An architect, Jean Nouvel, and a philosopher, Jean Baudrillard, approach the theme of singularity, the result of a certain action of man.
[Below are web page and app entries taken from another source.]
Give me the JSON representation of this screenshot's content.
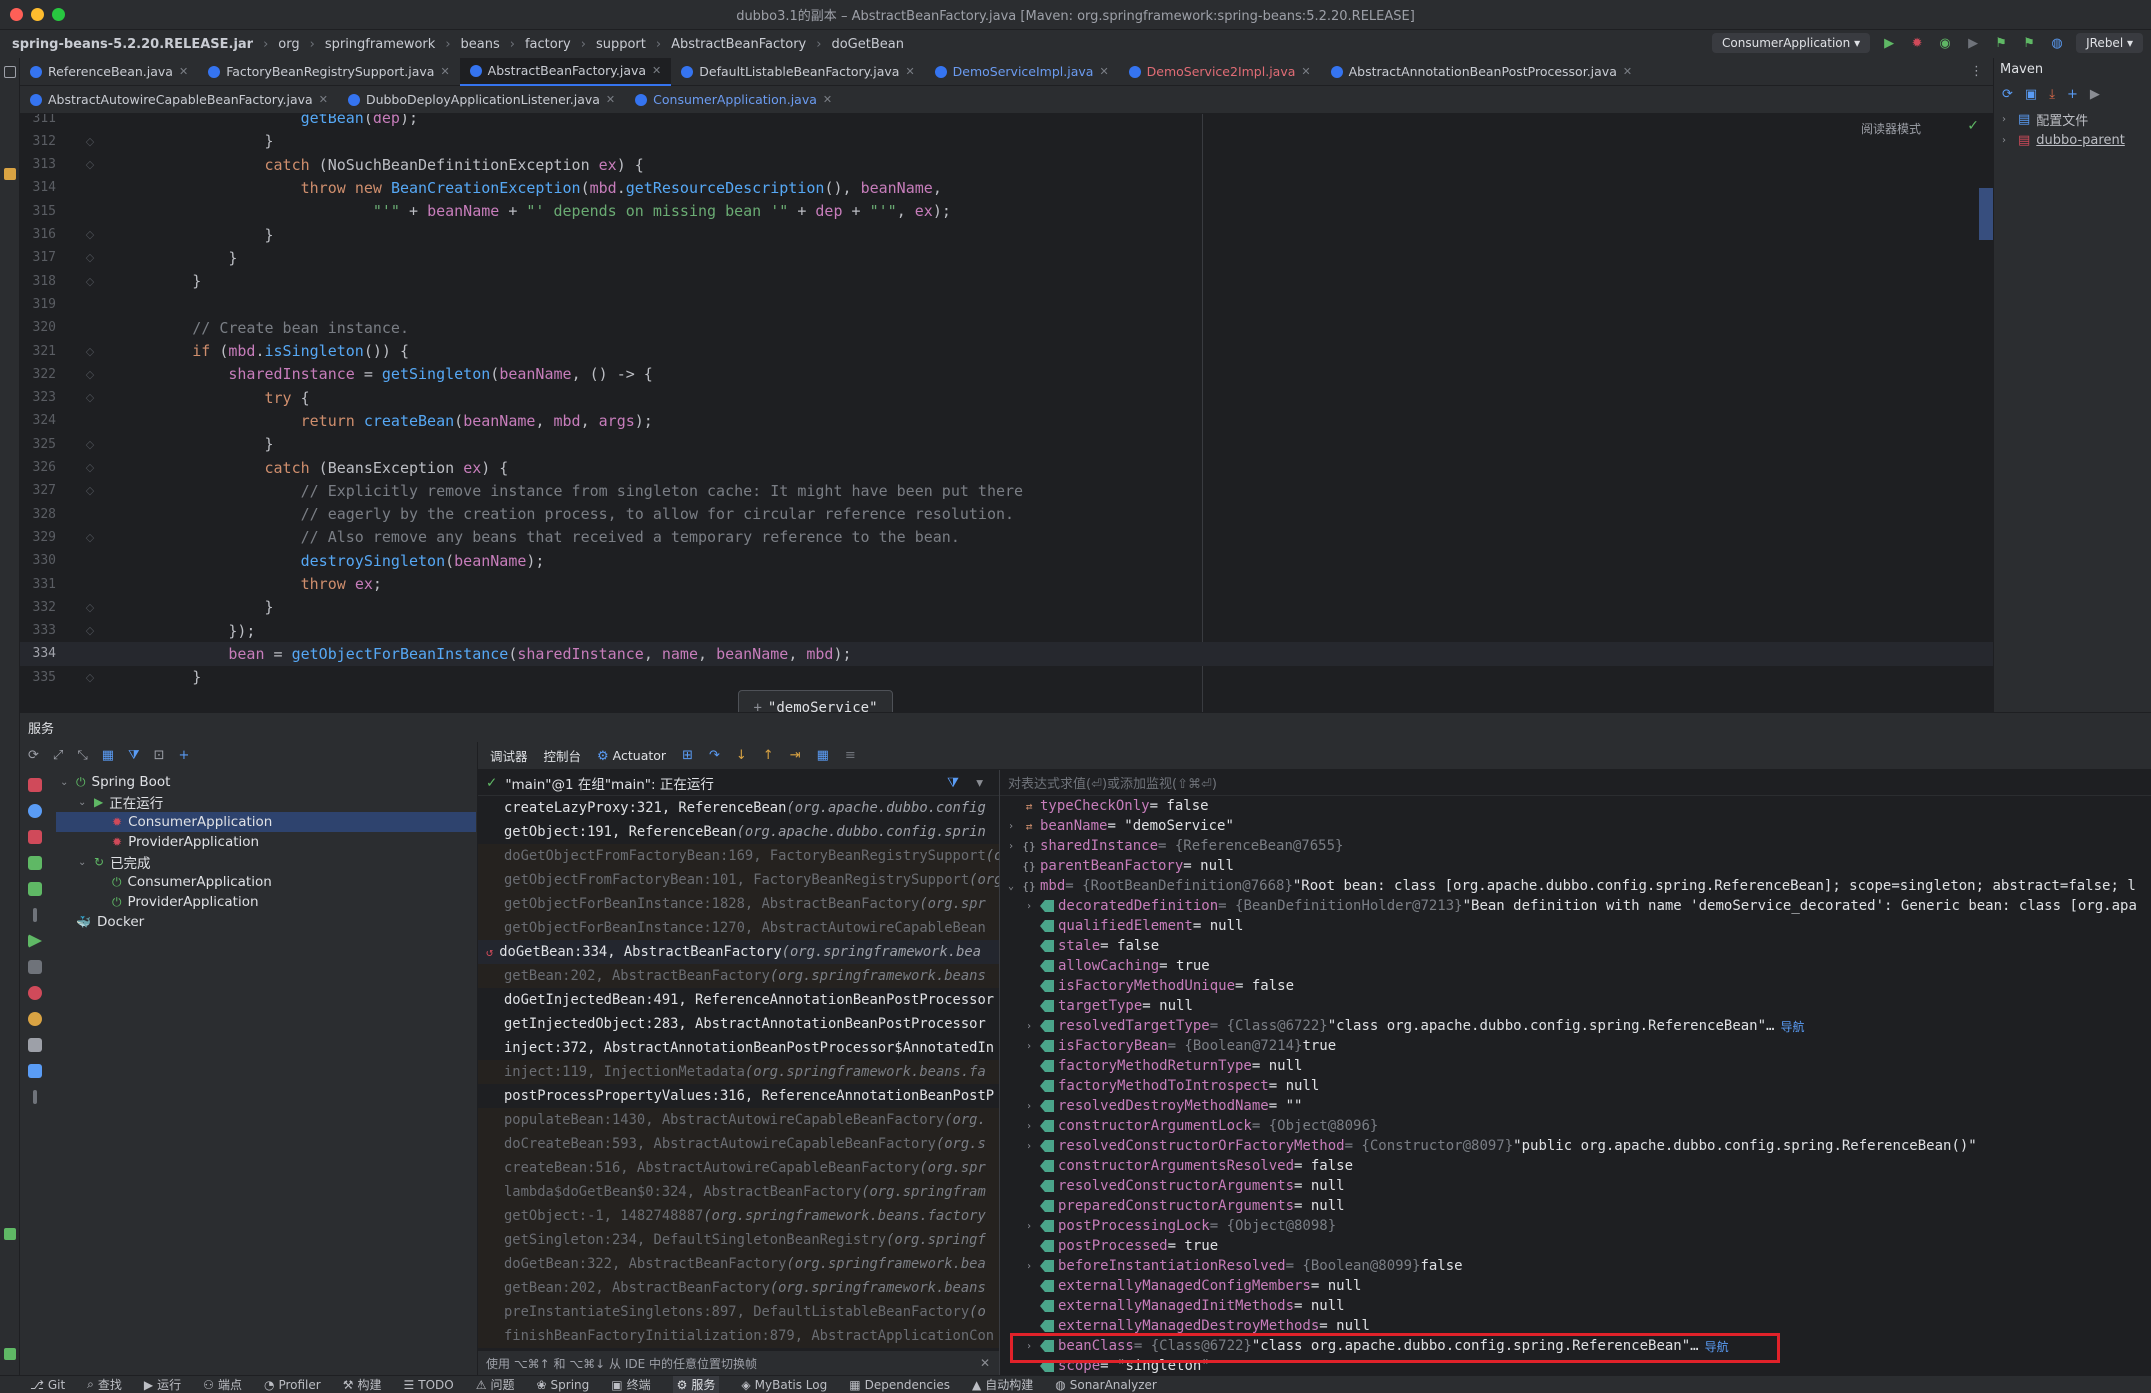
{
  "window": {
    "title": "dubbo3.1的副本 – AbstractBeanFactory.java [Maven: org.springframework:spring-beans:5.2.20.RELEASE]"
  },
  "breadcrumb": [
    "spring-beans-5.2.20.RELEASE.jar",
    "org",
    "springframework",
    "beans",
    "factory",
    "support",
    "AbstractBeanFactory",
    "doGetBean"
  ],
  "toolbar": {
    "run_config": "ConsumerApplication",
    "jrebel": "JRebel"
  },
  "tabs_row1": [
    {
      "label": "ReferenceBean.java",
      "style": "normal"
    },
    {
      "label": "FactoryBeanRegistrySupport.java",
      "style": "normal"
    },
    {
      "label": "AbstractBeanFactory.java",
      "style": "active"
    },
    {
      "label": "DefaultListableBeanFactory.java",
      "style": "normal"
    },
    {
      "label": "DemoServiceImpl.java",
      "style": "blue"
    },
    {
      "label": "DemoService2Impl.java",
      "style": "red"
    },
    {
      "label": "AbstractAnnotationBeanPostProcessor.java",
      "style": "normal"
    }
  ],
  "tabs_row2": [
    {
      "label": "AbstractAutowireCapableBeanFactory.java",
      "style": "normal"
    },
    {
      "label": "DubboDeployApplicationListener.java",
      "style": "normal"
    },
    {
      "label": "ConsumerApplication.java",
      "style": "blue"
    }
  ],
  "editor": {
    "reader_mode": "阅读器模式",
    "current_line": "334",
    "lines": [
      {
        "n": "311",
        "code": "                    getBean(dep);"
      },
      {
        "n": "312",
        "code": "                }"
      },
      {
        "n": "313",
        "code": "                catch (NoSuchBeanDefinitionException ex) {"
      },
      {
        "n": "314",
        "code": "                    throw new BeanCreationException(mbd.getResourceDescription(), beanName,"
      },
      {
        "n": "315",
        "code": "                            \"'\" + beanName + \"' depends on missing bean '\" + dep + \"'\", ex);"
      },
      {
        "n": "316",
        "code": "                }"
      },
      {
        "n": "317",
        "code": "            }"
      },
      {
        "n": "318",
        "code": "        }"
      },
      {
        "n": "319",
        "code": ""
      },
      {
        "n": "320",
        "code": "        // Create bean instance."
      },
      {
        "n": "321",
        "code": "        if (mbd.isSingleton()) {"
      },
      {
        "n": "322",
        "code": "            sharedInstance = getSingleton(beanName, () -> {"
      },
      {
        "n": "323",
        "code": "                try {"
      },
      {
        "n": "324",
        "code": "                    return createBean(beanName, mbd, args);"
      },
      {
        "n": "325",
        "code": "                }"
      },
      {
        "n": "326",
        "code": "                catch (BeansException ex) {"
      },
      {
        "n": "327",
        "code": "                    // Explicitly remove instance from singleton cache: It might have been put there"
      },
      {
        "n": "328",
        "code": "                    // eagerly by the creation process, to allow for circular reference resolution."
      },
      {
        "n": "329",
        "code": "                    // Also remove any beans that received a temporary reference to the bean."
      },
      {
        "n": "330",
        "code": "                    destroySingleton(beanName);"
      },
      {
        "n": "331",
        "code": "                    throw ex;"
      },
      {
        "n": "332",
        "code": "                }"
      },
      {
        "n": "333",
        "code": "            });"
      },
      {
        "n": "334",
        "code": "            bean = getObjectForBeanInstance(sharedInstance, name, beanName, mbd);"
      },
      {
        "n": "335",
        "code": "        }"
      }
    ],
    "tooltip": "\"demoService\""
  },
  "maven": {
    "title": "Maven",
    "items": [
      "配置文件",
      "dubbo-parent"
    ]
  },
  "services": {
    "title": "服务",
    "tree": [
      {
        "label": "Spring Boot",
        "level": 0,
        "arrow": "⌄"
      },
      {
        "label": "正在运行",
        "level": 1,
        "arrow": "⌄"
      },
      {
        "label": "ConsumerApplication",
        "level": 2,
        "arrow": "",
        "selected": true
      },
      {
        "label": "ProviderApplication",
        "level": 2,
        "arrow": ""
      },
      {
        "label": "已完成",
        "level": 1,
        "arrow": "⌄"
      },
      {
        "label": "ConsumerApplication",
        "level": 2,
        "arrow": ""
      },
      {
        "label": "ProviderApplication",
        "level": 2,
        "arrow": ""
      },
      {
        "label": "Docker",
        "level": 0,
        "arrow": ""
      }
    ]
  },
  "debugger": {
    "tabs": [
      "调试器",
      "控制台",
      "Actuator"
    ],
    "thread": "\"main\"@1 在组\"main\": 正在运行",
    "eval_placeholder": "对表达式求值(⏎)或添加监视(⇧⌘⏎)",
    "frames": [
      {
        "m": "createLazyProxy:321, ReferenceBean",
        "p": "(org.apache.dubbo.config",
        "kind": "usr"
      },
      {
        "m": "getObject:191, ReferenceBean",
        "p": "(org.apache.dubbo.config.sprin",
        "kind": "usr"
      },
      {
        "m": "doGetObjectFromFactoryBean:169, FactoryBeanRegistrySupport",
        "p": "(o",
        "kind": "lib"
      },
      {
        "m": "getObjectFromFactoryBean:101, FactoryBeanRegistrySupport",
        "p": "(org",
        "kind": "lib"
      },
      {
        "m": "getObjectForBeanInstance:1828, AbstractBeanFactory",
        "p": "(org.spr",
        "kind": "lib"
      },
      {
        "m": "getObjectForBeanInstance:1270, AbstractAutowireCapableBean",
        "p": "",
        "kind": "lib"
      },
      {
        "m": "doGetBean:334, AbstractBeanFactory",
        "p": "(org.springframework.bea",
        "kind": "cur"
      },
      {
        "m": "getBean:202, AbstractBeanFactory",
        "p": "(org.springframework.beans",
        "kind": "lib"
      },
      {
        "m": "doGetInjectedBean:491, ReferenceAnnotationBeanPostProcessor",
        "p": "",
        "kind": "usr"
      },
      {
        "m": "getInjectedObject:283, AbstractAnnotationBeanPostProcessor",
        "p": "",
        "kind": "usr"
      },
      {
        "m": "inject:372, AbstractAnnotationBeanPostProcessor$AnnotatedIn",
        "p": "",
        "kind": "usr"
      },
      {
        "m": "inject:119, InjectionMetadata",
        "p": "(org.springframework.beans.fa",
        "kind": "lib"
      },
      {
        "m": "postProcessPropertyValues:316, ReferenceAnnotationBeanPostP",
        "p": "",
        "kind": "usr"
      },
      {
        "m": "populateBean:1430, AbstractAutowireCapableBeanFactory",
        "p": "(org.",
        "kind": "lib"
      },
      {
        "m": "doCreateBean:593, AbstractAutowireCapableBeanFactory",
        "p": "(org.s",
        "kind": "lib"
      },
      {
        "m": "createBean:516, AbstractAutowireCapableBeanFactory",
        "p": "(org.spr",
        "kind": "lib"
      },
      {
        "m": "lambda$doGetBean$0:324, AbstractBeanFactory",
        "p": "(org.springfram",
        "kind": "lib"
      },
      {
        "m": "getObject:-1, 1482748887",
        "p": "(org.springframework.beans.factory",
        "kind": "lib"
      },
      {
        "m": "getSingleton:234, DefaultSingletonBeanRegistry",
        "p": "(org.springf",
        "kind": "lib"
      },
      {
        "m": "doGetBean:322, AbstractBeanFactory",
        "p": "(org.springframework.bea",
        "kind": "lib"
      },
      {
        "m": "getBean:202, AbstractBeanFactory",
        "p": "(org.springframework.beans",
        "kind": "lib"
      },
      {
        "m": "preInstantiateSingletons:897, DefaultListableBeanFactory",
        "p": "(o",
        "kind": "lib"
      },
      {
        "m": "finishBeanFactoryInitialization:879, AbstractApplicationCon",
        "p": "",
        "kind": "lib"
      }
    ],
    "frames_hint": "使用 ⌥⌘↑ 和 ⌥⌘↓ 从 IDE 中的任意位置切换帧",
    "variables": [
      {
        "d": 0,
        "exp": "",
        "ico": "param",
        "name": "typeCheckOnly",
        "type": "",
        "val": "= false"
      },
      {
        "d": 0,
        "exp": "›",
        "ico": "param",
        "name": "beanName",
        "type": "",
        "val": "= \"demoService\""
      },
      {
        "d": 0,
        "exp": "›",
        "ico": "brace",
        "name": "sharedInstance",
        "type": "= {ReferenceBean@7655}",
        "val": ""
      },
      {
        "d": 0,
        "exp": "",
        "ico": "brace",
        "name": "parentBeanFactory",
        "type": "",
        "val": "= null"
      },
      {
        "d": 0,
        "exp": "⌄",
        "ico": "brace",
        "name": "mbd",
        "type": "= {RootBeanDefinition@7668}",
        "val": "\"Root bean: class [org.apache.dubbo.config.spring.ReferenceBean]; scope=singleton; abstract=false; l"
      },
      {
        "d": 1,
        "exp": "›",
        "ico": "tag",
        "name": "decoratedDefinition",
        "type": "= {BeanDefinitionHolder@7213}",
        "val": "\"Bean definition with name 'demoService_decorated': Generic bean: class [org.apa"
      },
      {
        "d": 1,
        "exp": "",
        "ico": "tag",
        "name": "qualifiedElement",
        "type": "",
        "val": "= null"
      },
      {
        "d": 1,
        "exp": "",
        "ico": "tag",
        "name": "stale",
        "type": "",
        "val": "= false"
      },
      {
        "d": 1,
        "exp": "",
        "ico": "tag",
        "name": "allowCaching",
        "type": "",
        "val": "= true"
      },
      {
        "d": 1,
        "exp": "",
        "ico": "tag",
        "name": "isFactoryMethodUnique",
        "type": "",
        "val": "= false"
      },
      {
        "d": 1,
        "exp": "",
        "ico": "tag",
        "name": "targetType",
        "type": "",
        "val": "= null"
      },
      {
        "d": 1,
        "exp": "›",
        "ico": "tag",
        "name": "resolvedTargetType",
        "type": "= {Class@6722}",
        "val": "\"class org.apache.dubbo.config.spring.ReferenceBean\"…",
        "nav": "导航"
      },
      {
        "d": 1,
        "exp": "›",
        "ico": "tag",
        "name": "isFactoryBean",
        "type": "= {Boolean@7214}",
        "val": "true"
      },
      {
        "d": 1,
        "exp": "",
        "ico": "tag",
        "name": "factoryMethodReturnType",
        "type": "",
        "val": "= null"
      },
      {
        "d": 1,
        "exp": "",
        "ico": "tag",
        "name": "factoryMethodToIntrospect",
        "type": "",
        "val": "= null"
      },
      {
        "d": 1,
        "exp": "›",
        "ico": "tag",
        "name": "resolvedDestroyMethodName",
        "type": "",
        "val": "= \"\""
      },
      {
        "d": 1,
        "exp": "›",
        "ico": "tag",
        "name": "constructorArgumentLock",
        "type": "= {Object@8096}",
        "val": ""
      },
      {
        "d": 1,
        "exp": "›",
        "ico": "tag",
        "name": "resolvedConstructorOrFactoryMethod",
        "type": "= {Constructor@8097}",
        "val": "\"public org.apache.dubbo.config.spring.ReferenceBean()\""
      },
      {
        "d": 1,
        "exp": "",
        "ico": "tag",
        "name": "constructorArgumentsResolved",
        "type": "",
        "val": "= false"
      },
      {
        "d": 1,
        "exp": "",
        "ico": "tag",
        "name": "resolvedConstructorArguments",
        "type": "",
        "val": "= null"
      },
      {
        "d": 1,
        "exp": "",
        "ico": "tag",
        "name": "preparedConstructorArguments",
        "type": "",
        "val": "= null"
      },
      {
        "d": 1,
        "exp": "›",
        "ico": "tag",
        "name": "postProcessingLock",
        "type": "= {Object@8098}",
        "val": ""
      },
      {
        "d": 1,
        "exp": "",
        "ico": "tag",
        "name": "postProcessed",
        "type": "",
        "val": "= true"
      },
      {
        "d": 1,
        "exp": "›",
        "ico": "tag",
        "name": "beforeInstantiationResolved",
        "type": "= {Boolean@8099}",
        "val": "false"
      },
      {
        "d": 1,
        "exp": "",
        "ico": "tag",
        "name": "externallyManagedConfigMembers",
        "type": "",
        "val": "= null"
      },
      {
        "d": 1,
        "exp": "",
        "ico": "tag",
        "name": "externallyManagedInitMethods",
        "type": "",
        "val": "= null"
      },
      {
        "d": 1,
        "exp": "",
        "ico": "tag",
        "name": "externallyManagedDestroyMethods",
        "type": "",
        "val": "= null"
      },
      {
        "d": 1,
        "exp": "›",
        "ico": "tag",
        "name": "beanClass",
        "type": "= {Class@6722}",
        "val": "\"class org.apache.dubbo.config.spring.ReferenceBean\"…",
        "nav": "导航"
      },
      {
        "d": 1,
        "exp": "",
        "ico": "tag",
        "name": "scope",
        "type": "",
        "val": "= \"singleton\""
      }
    ]
  },
  "statusbar": [
    "Git",
    "查找",
    "运行",
    "端点",
    "Profiler",
    "构建",
    "TODO",
    "问题",
    "Spring",
    "终端",
    "服务",
    "MyBatis Log",
    "Dependencies",
    "自动构建",
    "SonarAnalyzer"
  ]
}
[Architecture and the void. Singular objects]. Architecture seen through the eyes of one of the greatest living philosophers, Jean Baudrillard. Reflections on design by the creator of the Cartier Foundation for Contemporary Art of Paris and the building for Galeries Lafayette in Berlin. An architect, Jean Nouvel, and a philosopher, Jean Baudrillard, discuss the theme of the singular, the result of a certain action of man. Singular objects, which the philosopher urges architects to produce, are indispensable entities whose beauty is based on the autonomy of the object, its absolute non-reproducibility. Architectural designs and the essays of the philosopher form the background against which the dialogue is structured. The two voices intersect, thoughts are concatenated: the reflection addresses all the contemporary semantic categories, outlining the great changes in progress in our way of experiencing and interacting with space.